But there’s another potentially fundamental problem with the strategy that’s been overlooked amid controversies over the number of daily tests being carried out and the NHS contact tracing app. That is, the length of time it’s taking for tests to be conducted, processed by labs, and the results returned to patients.
This lag in turnaround times matters because contact tracing relies on quickly alerting people who have been in contact with an infected person so that they can in turn self-isolate and halt the chain of transmission.
“Rapid turnaround is a critical part of any test, track and trace strategy as you are aiming to quarantine people who could shed the virus quickly,” said Jeremy Hunt, the UK’s former health secretary who now chairs the House of Commons health select committee.
BuzzFeed News has attempted to obtain this information, but the Department of Health and Social Care (DHSC) has repeatedly refused this week to reveal the current average turnaround time for tests.
While the government publishes an update every day on new positive cases in the previous 24 hours alongside the number of tests carried out in that period, it does not disclose when any of these new patients were tested.
DHSC says it aims to return test results within 48 hours of tests being taken at regional test sites, and within 72 hours for home tests. Despite being asked repeatedly by BuzzFeed News whether these targets were being currently met, the department refused to provide an answer. Nor would it say when, on average, new cases published as part of the daily data release had been tested.
One current figure emerged during the prime minister’s statement in Parliament on Monday, though not from the government front bench. Johnson was asked by Conservative MP Kevin Hollinrake whether the contact tracing system would be “more effective” if the time taken to process results could be reduced from “the current five days to as little as 24 hours”.
“Speed of turnaround is crucial in improving our testing,” the prime minister agreed. “We have done 100,000 tests again yesterday, I am pleased to say, but clearly pace of turnaround is absolutely critical for getting up to where we need to be — 200,000, as he knows, by the end of the month, and then a much more ambitious programme thereafter.”
Hollinrake, who represents Thirsk and Malton, told BuzzFeed News that the five-day figure he cited was the current turnaround in some settings, such as care homes, but in some cases it was taking even longer.
BuzzFeed News put the five-day claim to DHSC. Again, it declined to give an answer.
Public Health England (PHE), whose labs are responsible for NHS swab testing of those with a medical need and, where possible, the most critical key workers, says it takes 24–48 hours to process a test once a sample reaches a lab. But it takes time for the sample to be sent to the lab, and then more time for the result to be sent back to the person who took the test.

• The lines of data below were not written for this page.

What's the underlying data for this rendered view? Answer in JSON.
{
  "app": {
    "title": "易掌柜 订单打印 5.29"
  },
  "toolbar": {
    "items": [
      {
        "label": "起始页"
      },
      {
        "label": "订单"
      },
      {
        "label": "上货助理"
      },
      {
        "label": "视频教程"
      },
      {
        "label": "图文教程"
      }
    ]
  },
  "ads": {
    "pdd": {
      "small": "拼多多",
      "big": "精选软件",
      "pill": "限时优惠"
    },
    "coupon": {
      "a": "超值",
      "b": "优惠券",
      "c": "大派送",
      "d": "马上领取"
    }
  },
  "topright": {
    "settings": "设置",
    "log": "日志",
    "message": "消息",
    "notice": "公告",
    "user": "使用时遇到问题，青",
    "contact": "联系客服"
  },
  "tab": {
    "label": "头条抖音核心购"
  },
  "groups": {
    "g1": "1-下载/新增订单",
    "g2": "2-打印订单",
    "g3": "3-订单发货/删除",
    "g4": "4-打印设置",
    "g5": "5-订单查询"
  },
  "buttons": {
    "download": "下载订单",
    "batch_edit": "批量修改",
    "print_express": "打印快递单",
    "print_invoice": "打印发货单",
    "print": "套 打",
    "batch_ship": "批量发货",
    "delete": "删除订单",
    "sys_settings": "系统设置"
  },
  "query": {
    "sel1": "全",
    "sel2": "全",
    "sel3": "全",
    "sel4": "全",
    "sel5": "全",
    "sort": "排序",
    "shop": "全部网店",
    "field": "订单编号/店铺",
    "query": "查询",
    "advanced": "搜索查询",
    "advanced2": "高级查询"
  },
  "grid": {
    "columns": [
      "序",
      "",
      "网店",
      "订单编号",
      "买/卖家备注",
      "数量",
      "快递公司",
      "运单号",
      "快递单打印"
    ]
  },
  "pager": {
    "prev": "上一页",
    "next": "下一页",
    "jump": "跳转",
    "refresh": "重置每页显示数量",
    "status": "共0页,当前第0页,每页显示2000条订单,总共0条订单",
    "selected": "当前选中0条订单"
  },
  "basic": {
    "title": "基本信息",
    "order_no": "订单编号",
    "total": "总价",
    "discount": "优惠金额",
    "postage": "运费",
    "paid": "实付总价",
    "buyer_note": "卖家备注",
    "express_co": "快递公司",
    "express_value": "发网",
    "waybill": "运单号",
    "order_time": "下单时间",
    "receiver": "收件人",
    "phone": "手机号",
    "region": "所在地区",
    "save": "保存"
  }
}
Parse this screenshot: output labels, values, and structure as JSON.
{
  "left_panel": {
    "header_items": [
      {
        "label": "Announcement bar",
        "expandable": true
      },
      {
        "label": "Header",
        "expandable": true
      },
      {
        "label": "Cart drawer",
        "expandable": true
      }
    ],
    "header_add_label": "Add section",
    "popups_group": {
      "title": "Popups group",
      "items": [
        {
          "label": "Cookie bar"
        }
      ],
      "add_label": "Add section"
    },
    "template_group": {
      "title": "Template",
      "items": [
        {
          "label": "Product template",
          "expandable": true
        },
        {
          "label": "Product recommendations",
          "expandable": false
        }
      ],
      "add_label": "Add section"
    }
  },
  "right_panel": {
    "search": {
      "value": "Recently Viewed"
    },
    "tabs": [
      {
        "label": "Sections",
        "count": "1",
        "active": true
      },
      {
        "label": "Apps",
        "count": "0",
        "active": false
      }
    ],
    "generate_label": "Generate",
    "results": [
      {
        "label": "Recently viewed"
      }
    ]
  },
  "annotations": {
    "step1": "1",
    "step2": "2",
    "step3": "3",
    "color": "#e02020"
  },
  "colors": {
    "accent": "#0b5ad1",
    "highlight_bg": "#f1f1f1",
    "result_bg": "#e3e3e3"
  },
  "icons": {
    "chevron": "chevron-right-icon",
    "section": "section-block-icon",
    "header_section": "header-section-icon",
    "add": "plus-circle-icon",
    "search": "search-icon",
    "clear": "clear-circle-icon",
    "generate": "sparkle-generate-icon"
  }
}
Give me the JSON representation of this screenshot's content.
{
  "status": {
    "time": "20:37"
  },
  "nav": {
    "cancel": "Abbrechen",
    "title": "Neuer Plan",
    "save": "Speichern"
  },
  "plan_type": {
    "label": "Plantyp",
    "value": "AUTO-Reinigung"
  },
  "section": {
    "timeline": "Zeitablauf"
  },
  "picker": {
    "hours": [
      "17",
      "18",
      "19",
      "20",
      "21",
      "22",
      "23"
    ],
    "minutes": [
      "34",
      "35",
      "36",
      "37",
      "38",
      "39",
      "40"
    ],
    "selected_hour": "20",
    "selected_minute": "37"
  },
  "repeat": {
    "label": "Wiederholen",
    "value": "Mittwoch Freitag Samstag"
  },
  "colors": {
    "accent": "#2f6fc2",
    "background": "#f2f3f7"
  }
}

PHE said it could not comment on the total time from test taken to result because it was only responsible for lab processing time.